* _SUPPLIED RECORDS_
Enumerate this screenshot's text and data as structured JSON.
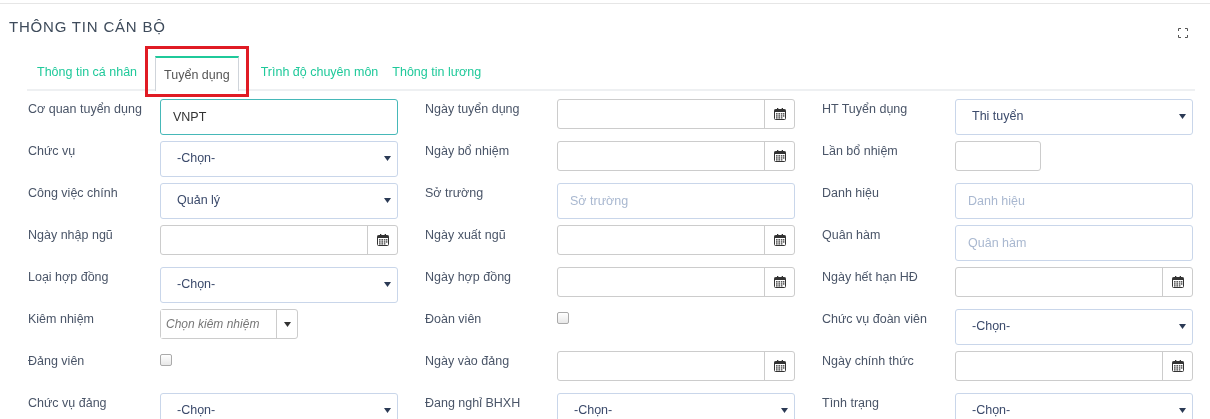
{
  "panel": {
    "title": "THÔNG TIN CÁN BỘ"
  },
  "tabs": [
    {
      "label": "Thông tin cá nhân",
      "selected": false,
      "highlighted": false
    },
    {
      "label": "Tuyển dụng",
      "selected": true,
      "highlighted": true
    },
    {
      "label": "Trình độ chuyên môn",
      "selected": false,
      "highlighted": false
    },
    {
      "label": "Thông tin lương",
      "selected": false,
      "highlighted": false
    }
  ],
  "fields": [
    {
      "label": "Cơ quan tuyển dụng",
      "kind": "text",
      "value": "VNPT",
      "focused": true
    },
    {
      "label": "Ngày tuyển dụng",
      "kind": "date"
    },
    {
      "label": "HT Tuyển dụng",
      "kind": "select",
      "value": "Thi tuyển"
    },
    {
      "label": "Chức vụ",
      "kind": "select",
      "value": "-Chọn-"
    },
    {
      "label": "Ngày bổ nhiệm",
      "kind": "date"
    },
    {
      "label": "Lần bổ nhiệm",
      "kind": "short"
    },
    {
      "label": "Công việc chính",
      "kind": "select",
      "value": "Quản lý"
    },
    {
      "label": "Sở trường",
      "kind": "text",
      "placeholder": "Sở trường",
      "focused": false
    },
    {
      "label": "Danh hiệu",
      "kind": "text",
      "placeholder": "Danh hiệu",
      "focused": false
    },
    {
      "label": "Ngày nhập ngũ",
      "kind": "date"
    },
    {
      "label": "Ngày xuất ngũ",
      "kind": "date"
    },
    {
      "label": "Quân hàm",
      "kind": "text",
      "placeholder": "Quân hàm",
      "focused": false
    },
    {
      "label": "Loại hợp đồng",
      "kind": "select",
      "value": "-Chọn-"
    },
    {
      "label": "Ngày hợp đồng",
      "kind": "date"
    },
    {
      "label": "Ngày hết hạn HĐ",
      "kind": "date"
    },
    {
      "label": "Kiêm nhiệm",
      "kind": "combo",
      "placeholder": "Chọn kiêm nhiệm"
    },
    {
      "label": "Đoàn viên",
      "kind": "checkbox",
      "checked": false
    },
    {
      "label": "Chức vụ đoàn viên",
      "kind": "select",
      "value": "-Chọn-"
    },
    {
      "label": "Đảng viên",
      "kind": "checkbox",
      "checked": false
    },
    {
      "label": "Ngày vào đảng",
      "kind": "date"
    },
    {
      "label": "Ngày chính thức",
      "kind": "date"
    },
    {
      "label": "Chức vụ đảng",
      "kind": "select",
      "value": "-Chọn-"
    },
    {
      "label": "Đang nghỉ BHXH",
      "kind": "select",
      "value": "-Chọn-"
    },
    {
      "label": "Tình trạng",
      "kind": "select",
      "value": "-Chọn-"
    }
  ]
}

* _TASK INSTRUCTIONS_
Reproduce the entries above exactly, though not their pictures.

* _ANSWER BOX_
Enumerate this screenshot's text and data as structured JSON.
{
  "panel": {
    "title": "THÔNG TIN CÁN BỘ"
  },
  "tabs": [
    {
      "label": "Thông tin cá nhân",
      "selected": false,
      "highlighted": false
    },
    {
      "label": "Tuyển dụng",
      "selected": true,
      "highlighted": true
    },
    {
      "label": "Trình độ chuyên môn",
      "selected": false,
      "highlighted": false
    },
    {
      "label": "Thông tin lương",
      "selected": false,
      "highlighted": false
    }
  ],
  "fields": [
    {
      "label": "Cơ quan tuyển dụng",
      "kind": "text",
      "value": "VNPT",
      "focused": true
    },
    {
      "label": "Ngày tuyển dụng",
      "kind": "date"
    },
    {
      "label": "HT Tuyển dụng",
      "kind": "select",
      "value": "Thi tuyển"
    },
    {
      "label": "Chức vụ",
      "kind": "select",
      "value": "-Chọn-"
    },
    {
      "label": "Ngày bổ nhiệm",
      "kind": "date"
    },
    {
      "label": "Lần bổ nhiệm",
      "kind": "short"
    },
    {
      "label": "Công việc chính",
      "kind": "select",
      "value": "Quản lý"
    },
    {
      "label": "Sở trường",
      "kind": "text",
      "placeholder": "Sở trường",
      "focused": false
    },
    {
      "label": "Danh hiệu",
      "kind": "text",
      "placeholder": "Danh hiệu",
      "focused": false
    },
    {
      "label": "Ngày nhập ngũ",
      "kind": "date"
    },
    {
      "label": "Ngày xuất ngũ",
      "kind": "date"
    },
    {
      "label": "Quân hàm",
      "kind": "text",
      "placeholder": "Quân hàm",
      "focused": false
    },
    {
      "label": "Loại hợp đồng",
      "kind": "select",
      "value": "-Chọn-"
    },
    {
      "label": "Ngày hợp đồng",
      "kind": "date"
    },
    {
      "label": "Ngày hết hạn HĐ",
      "kind": "date"
    },
    {
      "label": "Kiêm nhiệm",
      "kind": "combo",
      "placeholder": "Chọn kiêm nhiệm"
    },
    {
      "label": "Đoàn viên",
      "kind": "checkbox",
      "checked": false
    },
    {
      "label": "Chức vụ đoàn viên",
      "kind": "select",
      "value": "-Chọn-"
    },
    {
      "label": "Đảng viên",
      "kind": "checkbox",
      "checked": false
    },
    {
      "label": "Ngày vào đảng",
      "kind": "date"
    },
    {
      "label": "Ngày chính thức",
      "kind": "date"
    },
    {
      "label": "Chức vụ đảng",
      "kind": "select",
      "value": "-Chọn-"
    },
    {
      "label": "Đang nghỉ BHXH",
      "kind": "select",
      "value": "-Chọn-"
    },
    {
      "label": "Tình trạng",
      "kind": "select",
      "value": "-Chọn-"
    }
  ]
}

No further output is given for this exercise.